The terror lies entirely in the start.
The "easy" way is a vertical jump from the left-hand side. If lots of snow has accumulated, this turns into a controlled slide and you are left wondering what the fuss is about. More commonly, you must leap three to four metres. Once your skis make contact with the snow you need to throw your weight forward immediately to regain control and turn sharply to avoid a large rock. The alternative entry is a jump of at least six metres 20ft. It is scarier, but you avoid the rocks. Ski Dream , www.
See a Problem?

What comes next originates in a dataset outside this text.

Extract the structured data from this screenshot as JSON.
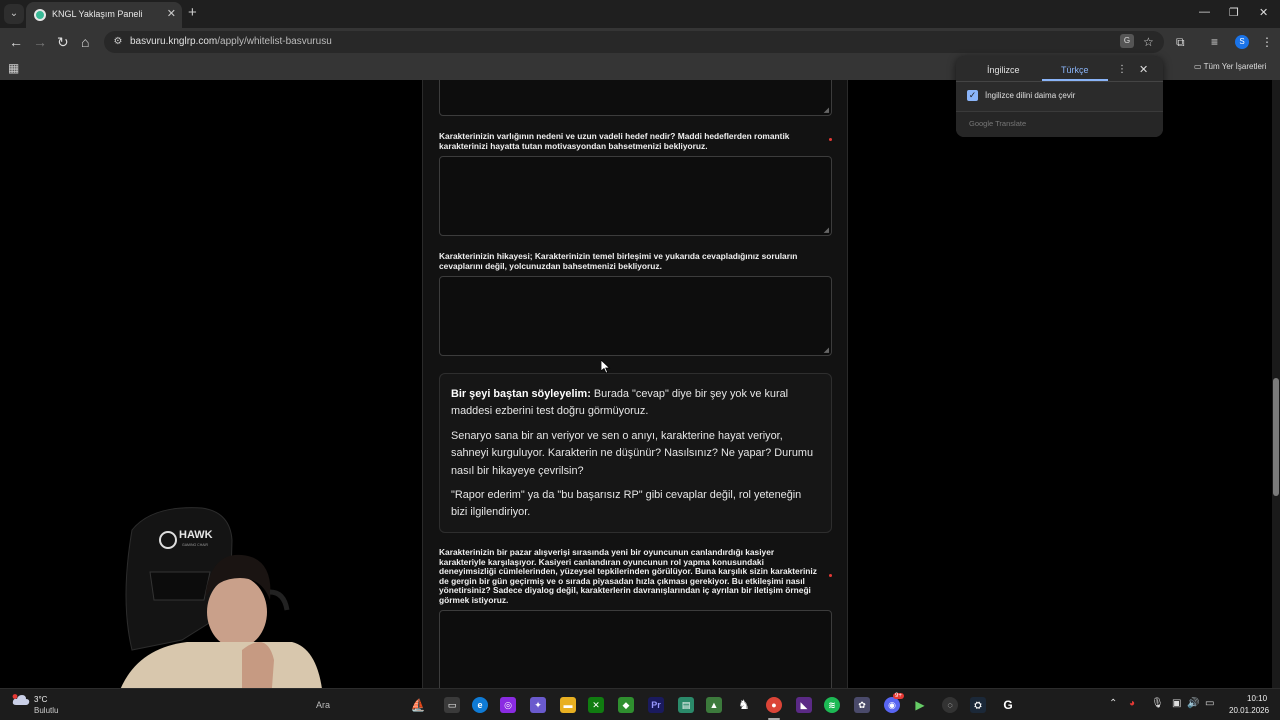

It begins at the very top of the most challenging ski area in Austria. You are only allowed into the final sightseeing cable-car with skis if you are accompanied by a qualified mountain guide. Holding your helmet and rucksack and squeezing in among German and Austrian visitors in overcoats and walking boots, you receive some strange looks — and even stranger ones when you click into your ski bindings on the viewing platform.